Executive Summary

Providence College (PC) is a Roman Catholic, liberal arts higher education institution located in Providence, Rhode Island. It is the only college or university in the United States founded by and conducted under the auspices of the Dominican Friars. Formally known as the Order of Preachers, the Dominicans were founded by the Spanish priest St. Dominic de Guzman in 1216.

In that one paragraph, PC unapologetically lays claim to what it is – a conduit of transformation through the pursuit of faith and reason, through academic excellence, through the embrace of all, and through the 800-year-old Dominican ideal of veritas (truth).

Instead of looking back at PC’s first 100 years, the charge of this research committee was to look forward to the “Future of Higher Education.” With that in mind, our findings touch upon many of the issues facing higher education, in general, and PC, in particular, as well as industry-wide and demographic topics that could potentially affect the College.

Much of what is presented in this report has a connection to what makes PC distinctive – its Catholic and Dominican tradition chief among those. A Catholic and Dominican liberal arts education expressly “seek[s] to cultivate students who are contemplatives” (Shanley, O.P. in FHE Report, 2017), “address[ing] key questions of human existence, including life’s meaning and purpose, and stress[ing] the importance of moral and ethical reasoning, aesthetic appreciation, and understanding the natural world, other cultures, and diverse traditions” (FHE Report, 2017).

Cultivation of mind along with development of traditional, current, and emerging literacies, skills, and competencies will best equip graduates for life and work as they enter a diverse global digital information economy and fully engage as citizens, building healthier societies – contemplare et aliis tradere (to contemplate and to give to others the fruits of contemplation) (Shanley, O.P. in FHE Report, 2017).

In that sense, as the College looks ahead to the next decade and beyond in its strategic planning, it should intentionally develop, strengthen, and celebrate its unique Catholic and Dominican mission and identity, so that it might continue to make a distinct contribution to higher education and carry on the mission for which it was founded.

Aside from honoring that which foundationally captures what PC is, research conducted by this committee and data collected by members of “Friar Family” has underscored several known trends the College must be cognizant of and face head-on.

For example, expected demographic shifts over the next 15-20 years will alter the higher education landscape in several ways, including changes in the number of students of color and decreases in overall high school graduates. Couple these demographic shifts with the skyrocketing cost of higher education; growing student mental health concerns; a greater demand for positive returns on investment; and the need to prepare students for jobs of the future, and it’s clear that the road ahead is fraught with challenges.

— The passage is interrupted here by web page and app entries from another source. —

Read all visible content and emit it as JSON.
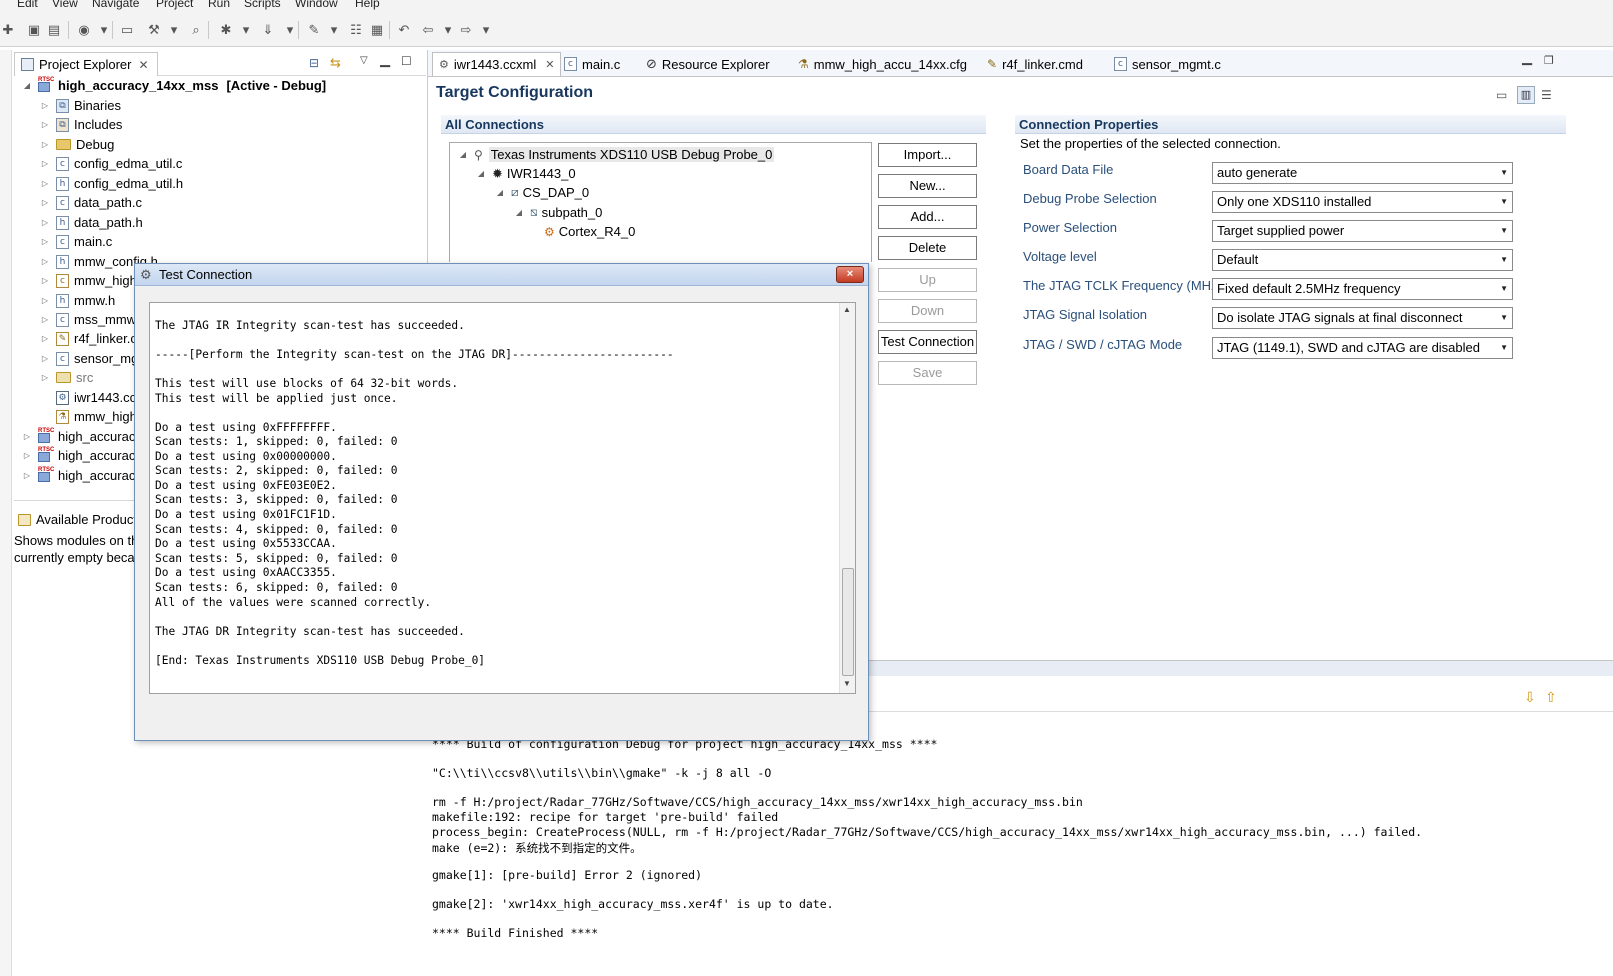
{
  "menubar": [
    "Edit",
    "View",
    "Navigate",
    "Project",
    "Run",
    "Scripts",
    "Window",
    "Help"
  ],
  "left": {
    "project_explorer_tab": "Project Explorer",
    "root_project": "high_accuracy_14xx_mss",
    "root_status": "[Active - Debug]",
    "items": [
      {
        "label": "Binaries",
        "icon": "binaries-icon"
      },
      {
        "label": "Includes",
        "icon": "includes-icon"
      },
      {
        "label": "Debug",
        "icon": "folder-icon"
      },
      {
        "label": "config_edma_util.c",
        "icon": "c-file-icon"
      },
      {
        "label": "config_edma_util.h",
        "icon": "h-file-icon"
      },
      {
        "label": "data_path.c",
        "icon": "c-file-icon"
      },
      {
        "label": "data_path.h",
        "icon": "h-file-icon"
      },
      {
        "label": "main.c",
        "icon": "c-file-icon"
      },
      {
        "label": "mmw_config.h",
        "icon": "h-file-icon"
      },
      {
        "label": "mmw_high",
        "icon": "cfg-file-icon"
      },
      {
        "label": "mmw.h",
        "icon": "h-file-icon"
      },
      {
        "label": "mss_mmw_",
        "icon": "c-file-icon"
      },
      {
        "label": "r4f_linker.c",
        "icon": "cmd-file-icon"
      },
      {
        "label": "sensor_mg",
        "icon": "c-file-icon"
      },
      {
        "label": "src",
        "icon": "folder-icon"
      },
      {
        "label": "iwr1443.cc",
        "icon": "ccxml-file-icon"
      },
      {
        "label": "mmw_high",
        "icon": "cfg-file-icon"
      }
    ],
    "other_projects": [
      "high_accuracy",
      "high_accuracy",
      "high_accuracy"
    ],
    "available_products_tab": "Available Product",
    "available_text_1": "Shows modules on th",
    "available_text_2": "currently empty beca"
  },
  "editor": {
    "tabs": [
      "iwr1443.ccxml",
      "main.c",
      "Resource Explorer",
      "mmw_high_accu_14xx.cfg",
      "r4f_linker.cmd",
      "sensor_mgmt.c"
    ],
    "title": "Target Configuration",
    "all_connections": "All Connections",
    "tree": [
      "Texas Instruments XDS110 USB Debug Probe_0",
      "IWR1443_0",
      "CS_DAP_0",
      "subpath_0",
      "Cortex_R4_0"
    ],
    "buttons": {
      "import": "Import...",
      "new": "New...",
      "add": "Add...",
      "delete": "Delete",
      "up": "Up",
      "down": "Down",
      "test_connection": "Test Connection",
      "save": "Save"
    },
    "connection_properties": "Connection Properties",
    "connection_desc": "Set the properties of the selected connection.",
    "properties": [
      {
        "label": "Board Data File",
        "value": "auto generate"
      },
      {
        "label": "Debug Probe Selection",
        "value": "Only one XDS110 installed"
      },
      {
        "label": "Power Selection",
        "value": "Target supplied power"
      },
      {
        "label": "Voltage level",
        "value": "Default"
      },
      {
        "label": "The JTAG TCLK Frequency (MHz)",
        "value": "Fixed default 2.5MHz frequency"
      },
      {
        "label": "JTAG Signal Isolation",
        "value": "Do isolate JTAG signals at final disconnect"
      },
      {
        "label": "JTAG / SWD / cJTAG Mode",
        "value": "JTAG (1149.1), SWD and cJTAG are disabled"
      }
    ]
  },
  "dialog": {
    "title": "Test Connection",
    "close": "×",
    "lines": [
      "The JTAG IR Integrity scan-test has succeeded.",
      "",
      "-----[Perform the Integrity scan-test on the JTAG DR]------------------------",
      "",
      "This test will use blocks of 64 32-bit words.",
      "This test will be applied just once.",
      "",
      "Do a test using 0xFFFFFFFF.",
      "Scan tests: 1, skipped: 0, failed: 0",
      "Do a test using 0x00000000.",
      "Scan tests: 2, skipped: 0, failed: 0",
      "Do a test using 0xFE03E0E2.",
      "Scan tests: 3, skipped: 0, failed: 0",
      "Do a test using 0x01FC1F1D.",
      "Scan tests: 4, skipped: 0, failed: 0",
      "Do a test using 0x5533CCAA.",
      "Scan tests: 5, skipped: 0, failed: 0",
      "Do a test using 0xAACC3355.",
      "Scan tests: 6, skipped: 0, failed: 0",
      "All of the values were scanned correctly.",
      "",
      "The JTAG DR Integrity scan-test has succeeded.",
      "",
      "[End: Texas Instruments XDS110 USB Debug Probe_0]"
    ]
  },
  "console": {
    "lines": [
      "**** Build of configuration Debug for project high_accuracy_14xx_mss ****",
      "",
      "\"C:\\\\ti\\\\ccsv8\\\\utils\\\\bin\\\\gmake\" -k -j 8 all -O",
      "",
      "rm -f H:/project/Radar_77GHz/Softwave/CCS/high_accuracy_14xx_mss/xwr14xx_high_accuracy_mss.bin",
      "makefile:192: recipe for target 'pre-build' failed",
      "process_begin: CreateProcess(NULL, rm -f H:/project/Radar_77GHz/Softwave/CCS/high_accuracy_14xx_mss/xwr14xx_high_accuracy_mss.bin, ...) failed.",
      "make (e=2): 系统找不到指定的文件。",
      "",
      "gmake[1]: [pre-build] Error 2 (ignored)",
      "",
      "gmake[2]: 'xwr14xx_high_accuracy_mss.xer4f' is up to date.",
      "",
      "**** Build Finished ****"
    ]
  }
}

However, for those who plan strategically and respond with assuredeness, those challenges can be met. It is our hope that this report is an initial step in outlining what the Future of Higher Education – and by extension, the Future of Providence College – looks like.